Masterpieces of Fifty Centuries gallery view
«Forty years ago this weekend, on November 14, 1970, the exhibition Masterpieces of Fifty Centuries opened at The Metropolitan Museum of Art. This was the last in a series of five major exhibitions organized over the course of eighteen months (October 1969–February 1971) in celebration of the Museum's centennial.» (For more about the founding of the Museum, see "Today in Met History: April 13.") The four previous exhibitions in the series were New York Painting and Sculpture: 1940–1970 (October 18, 1969–February 1, 1970); The Year 1200 (February 12–May 10, 1970); Nineteenth-Century America (April 16–September 7, 1970); and Before Cortés: Sculpture of Middle America (September 30, 1970–January 3, 1971). The Museum also hosted several special events throughout the period of centennial celebrations.
Masterpieces of Fifty Centuries brought together four hundred of the Museum's finest acquisitions, showing them alongside highly important loans from a total of thirteen American museums and private collections. Also included were objects drawn from the collection of the Museum of Primitive Art and from what is now known as The Robert Lehman Collection, each of which had been generously offered to the Metropolitan in 1969.

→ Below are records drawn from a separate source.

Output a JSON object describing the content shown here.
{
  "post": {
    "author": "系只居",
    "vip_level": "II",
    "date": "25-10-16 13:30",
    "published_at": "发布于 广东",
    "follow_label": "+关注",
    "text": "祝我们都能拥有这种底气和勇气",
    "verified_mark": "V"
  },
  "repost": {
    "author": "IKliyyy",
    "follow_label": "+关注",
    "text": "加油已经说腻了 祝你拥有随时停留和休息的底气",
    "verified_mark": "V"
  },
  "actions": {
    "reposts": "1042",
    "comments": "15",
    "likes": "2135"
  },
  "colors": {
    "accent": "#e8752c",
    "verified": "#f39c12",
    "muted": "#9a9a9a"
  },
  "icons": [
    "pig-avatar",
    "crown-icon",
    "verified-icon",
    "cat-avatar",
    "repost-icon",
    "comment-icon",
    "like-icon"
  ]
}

The exhibition catalogue featured an essay by the noted art historian Kenneth Clark. A draft of Clark's essay and his correspondence with Curator-in-Chief Theodore Rousseau are among the highlights of the Museum Archives' holdings related to this landmark exhibition.
Draft floor plan for Masterpieces of Fifty Centuries, Office of the Secretary Records, The Metropolitan Museum of Art Archives
Organized by Rousseau, with the input of his peers from each of the Museum's seventeen curatorial departments, the exhibition was conceived both as an homage to the patrons and supporters who had created and enriched the Museum during its first one hundred years and as a harbinger of a future in which many special exhibitions would be assembled from the Museum's own collections. Although the objects were installed chronologically, the exhibition was not meant to be a lesson in art history, but rather to "emphasize not only the beauty of each object, but also the different spirits in which man has created art over the millennia," according to the press release, which also quoted Rousseau directly:
The last exhibition of the Metropolitan Museum's centennial sets the theme for its activities in its second hundred years. Masterpieces of Fifty Centuries presents works of art of the finest quality in chronological order from the earliest times to the present. This has never been done before by any museum; indeed, only the Metropolitan could assemble such an exhibition from its own collections because it is unique in sheltering under one roof the art of practically every significant culture known to man. The Museum's first century has been devoted to gathering great works of art. This period is now ending. The time has come to concentrate on using the collections, to make them significant in the fullest sense, for the enjoyment and instruction of every visitor.
Indeed, the Museum's holdings are so vast that they provide enough material for dozens of special exhibitions each year.
Barbara File is archivist in the Museum Archives.